Today, the Suippes-Mourmelon area preserves the memory of this bitter fighting in the Marne, through the ruins of the villages of Perthes, Hurlus, Mesnil, Tahure, Ripont, Nauroy and Moronvilliers, along with 18 cemeteries.

  • Mourmelon-le-Petit National Cemetery. © ECPAD

  • Mourmelon-le-Petit National Cemetery. © ECPAD

  • Mourmelon-le-Petit National Cemetery. © ECPAD

  • Mourmelon-le-Petit National Cemetery. © ECPAD

  • Mourmelon-le-Petit National Cemetery. © ECPAD

  • Mourmelon-le-Petit National Cemetery. © ECPAD

  • Mourmelon-le-Petit National Cemetery. © ECPAD

  • Confection de réseaux de fils de fer barbelé à la gare de Mourmelon-le-Petit. © ECPAD

  • Manœuvre de la 4e Armée à Mourmelon - Entrainement au jet de grenade VB. © ECPAD

  • Lacher d'un ballon captif d'observation. Surnommés "saucisse" par les soldats français, ces ballons permettaient d'observer les mouvements ou éléments situées à l'arrière des lignes ennemies. © ECPAD

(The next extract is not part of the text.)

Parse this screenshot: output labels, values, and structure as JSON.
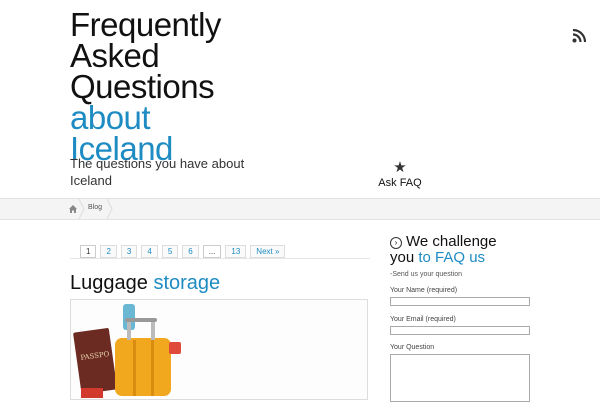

  • Pièces d'artillerie lourde sur voie ferrée (ALVF) déployée au camp de Mourmelon, 1917. D'une plus grande portée, ces pièces d'artillerie lourde permet de contrebattre l'artillerie de siège allemande. © ECPAD

  • Vestiges de l'église de Perthes-les-Hurlus. Le souvenir des cinq villages détruits au cours de la Grande guerre a été rattaché, par décret du 14 juin 1950, à cinq localités limitrophes. Le nom de Perthes-les-Hurlus qui comptait 156 habitants en 1914 a été ainsi rattaché à celui de Souain. Situés dans le camp militaire de Suippes, ces vestiges portent encore les stigmates de cette "guerre de siège en pleine campagne". © ECPAD

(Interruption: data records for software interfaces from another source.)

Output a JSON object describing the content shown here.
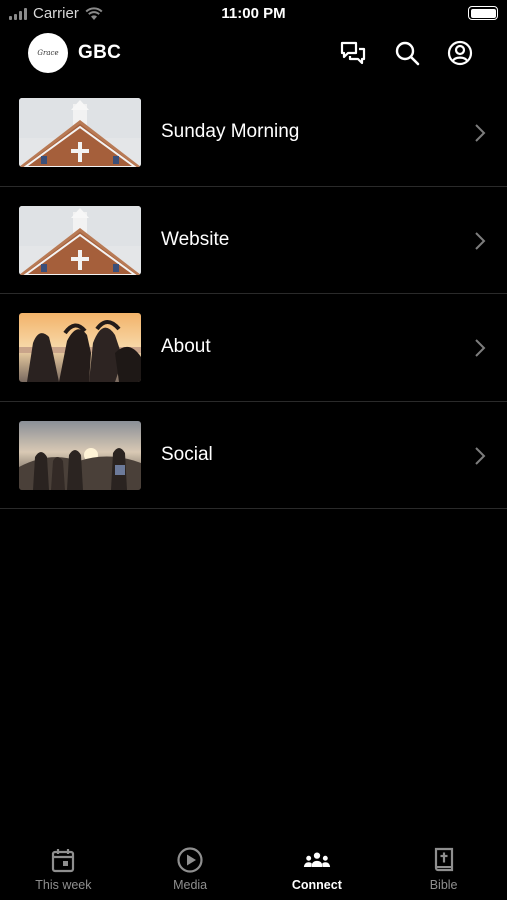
{
  "status_bar": {
    "carrier": "Carrier",
    "time": "11:00 PM"
  },
  "header": {
    "title": "GBC",
    "logo_text": "Grace"
  },
  "items": [
    {
      "label": "Sunday Morning",
      "thumbnail": "church-steeple"
    },
    {
      "label": "Website",
      "thumbnail": "church-steeple"
    },
    {
      "label": "About",
      "thumbnail": "friends-hearts-sunset"
    },
    {
      "label": "Social",
      "thumbnail": "friends-sunset-hills"
    }
  ],
  "tabs": [
    {
      "label": "This week",
      "icon": "calendar-icon",
      "active": false
    },
    {
      "label": "Media",
      "icon": "play-circle-icon",
      "active": false
    },
    {
      "label": "Connect",
      "icon": "people-icon",
      "active": true
    },
    {
      "label": "Bible",
      "icon": "bible-icon",
      "active": false
    }
  ],
  "colors": {
    "background": "#000000",
    "text": "#ffffff",
    "inactive_tab": "#8f8f8f",
    "divider": "#2a2a2a"
  }
}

  • > Return to results

    Practical information


    14 miles north of Châlons-sur-Marne, on the edge of the village, adjoining the village cemetery

    Weekly opening hours

    Weekly opening hours Unguided visits throughout the year

    Read more

    Read more

    CRDP de Champagne-Ardennes

    Centre régional de documentation pédagogique

    17, boulevard de la Paix

    51063 Reims

    Tel.: +33 (0)3 26 49 58 58


    Marne Departmental Tourist Board

    13 bis, rue Carnot

    51006 Châlons-en-Champagne

    Tel.: +33 (0)3 26 68 37 52

    Accéder au site internet